The document segments the cash flows into three distinct but logical buckets: cash flow from operating activities, cash flows from investing activities and cash flows from financing activities. The state of cash flows is extremely important as it tends to be the most objective of the financial statements since cash is cash and harder to fudge.
Accounting and financial myths
Accounting is black and white – perhaps people believe that because accounting involves so many numbers and figures and is rules-based. It must be scientific and objective, unfortunately this just isn’t the case. There are number of estimates that pervade the financial statements and there is plenty of judgment and subjectivity involved in application of particular accounting rules.
There must be one important figure – People often assume that there must be one important figure that investors or others should look at to evaluate financial performance weather that figure is revenues net income earnings-per-share or something else. In fact, the most common question my accounting students ask is what’s the most important metric that they should look at within the financial statements.
Accounting in a company should have only one set of records – Having more than one set of books might sound like fraud but in fact is actually business as usual, but most organizations have at least two sets of accounting records one for creditors lenders and shareholders and the other for the tax authorities.
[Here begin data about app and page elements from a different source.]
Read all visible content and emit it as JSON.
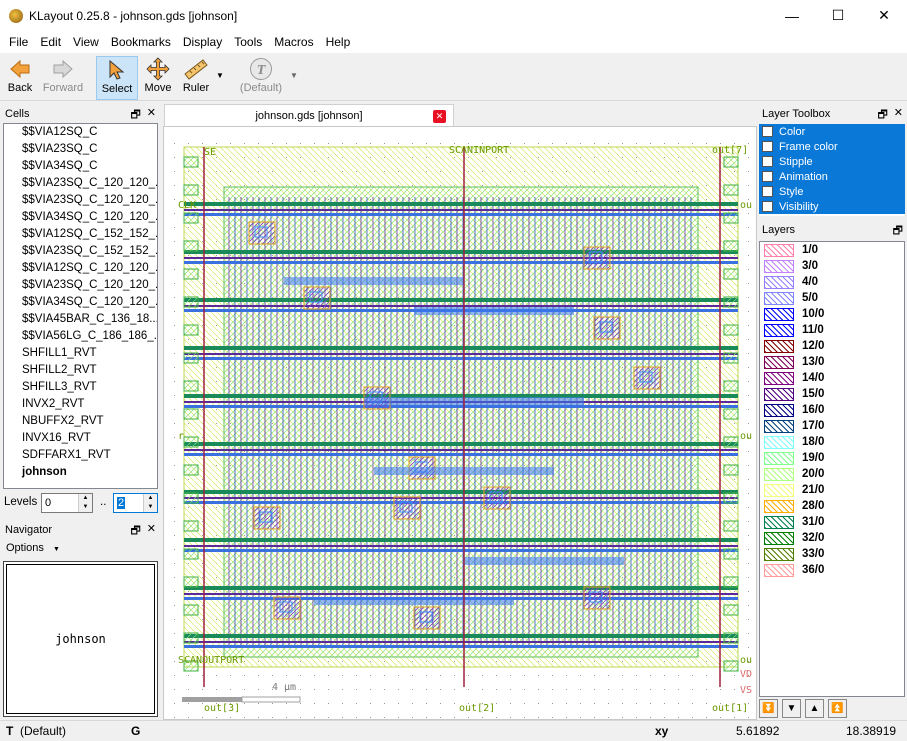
{
  "window": {
    "title": "KLayout 0.25.8 - johnson.gds [johnson]",
    "minimize": "—",
    "maximize": "☐",
    "close": "✕"
  },
  "menu": [
    "File",
    "Edit",
    "View",
    "Bookmarks",
    "Display",
    "Tools",
    "Macros",
    "Help"
  ],
  "toolbar": {
    "back": "Back",
    "forward": "Forward",
    "select": "Select",
    "move": "Move",
    "ruler": "Ruler",
    "default": "(Default)"
  },
  "cells_panel": {
    "title": "Cells",
    "items": [
      "$$VIA12SQ_C",
      "$$VIA23SQ_C",
      "$$VIA34SQ_C",
      "$$VIA23SQ_C_120_120_...",
      "$$VIA23SQ_C_120_120_...",
      "$$VIA34SQ_C_120_120_...",
      "$$VIA12SQ_C_152_152_...",
      "$$VIA23SQ_C_152_152_...",
      "$$VIA12SQ_C_120_120_...",
      "$$VIA23SQ_C_120_120_...",
      "$$VIA34SQ_C_120_120_...",
      "$$VIA45BAR_C_136_18...",
      "$$VIA56LG_C_186_186_...",
      "SHFILL1_RVT",
      "SHFILL2_RVT",
      "SHFILL3_RVT",
      "INVX2_RVT",
      "NBUFFX2_RVT",
      "INVX16_RVT",
      "SDFFARX1_RVT",
      "johnson"
    ],
    "levels_label": "Levels",
    "level_min": "0",
    "level_sep": "..",
    "level_max": "2"
  },
  "navigator": {
    "title": "Navigator",
    "options": "Options",
    "cell_name": "johnson"
  },
  "tab": {
    "label": "johnson.gds [johnson]"
  },
  "layout_labels": {
    "top_left": "SE",
    "top_center": "SCANINPORT",
    "top_right": "out[7]",
    "left_1": "CLK",
    "left_2": "r",
    "right_1": "ou",
    "right_2": "ou",
    "scan_out": "SCANOUTPORT",
    "right_3": "ou",
    "vdd": "VD",
    "vss": "VS",
    "bottom_1": "out[3]",
    "bottom_2": "out[2]",
    "bottom_3": "out[1]",
    "scale": "4 μm"
  },
  "layer_toolbox": {
    "title": "Layer Toolbox",
    "items": [
      "Color",
      "Frame color",
      "Stipple",
      "Animation",
      "Style",
      "Visibility"
    ]
  },
  "layers_panel": {
    "title": "Layers",
    "items": [
      {
        "name": "1/0",
        "color": "#ff80a8"
      },
      {
        "name": "3/0",
        "color": "#c080ff"
      },
      {
        "name": "4/0",
        "color": "#9580ff"
      },
      {
        "name": "5/0",
        "color": "#8086ff"
      },
      {
        "name": "10/0",
        "color": "#0000ff"
      },
      {
        "name": "11/0",
        "color": "#0000ff"
      },
      {
        "name": "12/0",
        "color": "#800000"
      },
      {
        "name": "13/0",
        "color": "#800057"
      },
      {
        "name": "14/0",
        "color": "#800080"
      },
      {
        "name": "15/0",
        "color": "#500080"
      },
      {
        "name": "16/0",
        "color": "#000080"
      },
      {
        "name": "17/0",
        "color": "#004080"
      },
      {
        "name": "18/0",
        "color": "#80fffb"
      },
      {
        "name": "19/0",
        "color": "#80ff8d"
      },
      {
        "name": "20/0",
        "color": "#afff80"
      },
      {
        "name": "21/0",
        "color": "#f3ff80"
      },
      {
        "name": "28/0",
        "color": "#ffae00"
      },
      {
        "name": "31/0",
        "color": "#008050"
      },
      {
        "name": "32/0",
        "color": "#008000"
      },
      {
        "name": "33/0",
        "color": "#508000"
      },
      {
        "name": "36/0",
        "color": "#ff9d9d"
      }
    ]
  },
  "statusbar": {
    "t": "T",
    "default": "(Default)",
    "g": "G",
    "xy_label": "xy",
    "x": "5.61892",
    "y": "18.38919"
  }
}
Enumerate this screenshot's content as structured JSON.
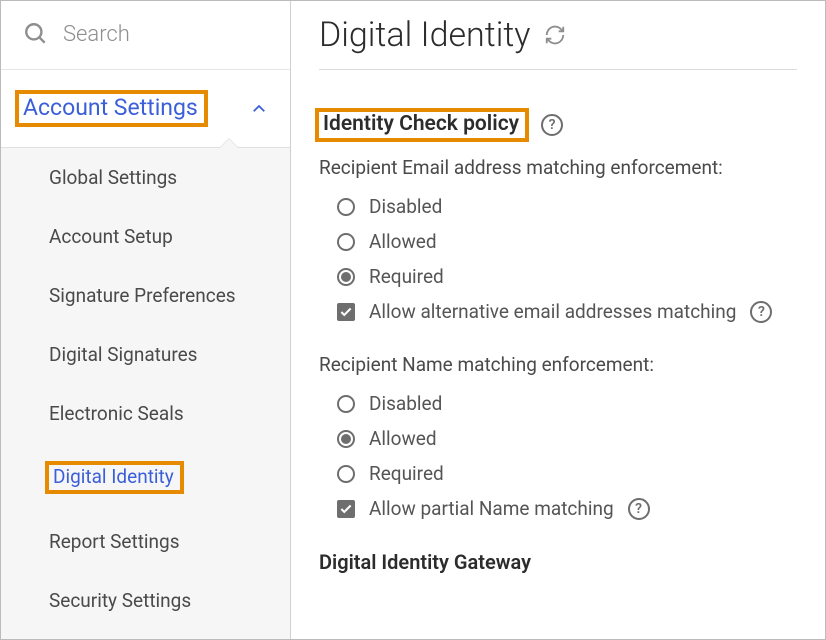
{
  "search": {
    "placeholder": "Search"
  },
  "sidebar": {
    "section_title": "Account Settings",
    "items": [
      {
        "label": "Global Settings"
      },
      {
        "label": "Account Setup"
      },
      {
        "label": "Signature Preferences"
      },
      {
        "label": "Digital Signatures"
      },
      {
        "label": "Electronic Seals"
      },
      {
        "label": "Digital Identity"
      },
      {
        "label": "Report Settings"
      },
      {
        "label": "Security Settings"
      }
    ]
  },
  "main": {
    "page_title": "Digital Identity",
    "identity_section_title": "Identity Check policy",
    "email_group_label": "Recipient Email address matching enforcement:",
    "email_options": {
      "disabled": "Disabled",
      "allowed": "Allowed",
      "required": "Required"
    },
    "email_allow_alt": "Allow alternative email addresses matching",
    "name_group_label": "Recipient Name matching enforcement:",
    "name_options": {
      "disabled": "Disabled",
      "allowed": "Allowed",
      "required": "Required"
    },
    "name_allow_partial": "Allow partial Name matching",
    "gateway_heading": "Digital Identity Gateway"
  }
}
Financial statements tell us how much a company or organization is actually worth – This is definitely inaccurate, since – for example – the balance sheet may indicate what a firm owns and owes but as we will discuss most assets are not reported at their fair market values and in fact some very valuable assets might be omitted from the balance sheet entirely.
Accounting and Finance Tools, an overview
- a company that is complying with generally accepted accounting principles must prepare five key financial statements: balance sheet income statement statement of cash flows statement of comprehensive income in the statement of shareholders equity;
- General Accountancy Practices require the use of accrual accounting, so reported profits are not equal to actual firm cashflows;
- because the application of General accountancy Practices require significant judgment and lots of subjectivity we need to closely examine and evaluate the financial statements of any organization we may be interested in;
- the financial statements provide important clues and critical data to help us value companies, but do not directly provide or disclose those values.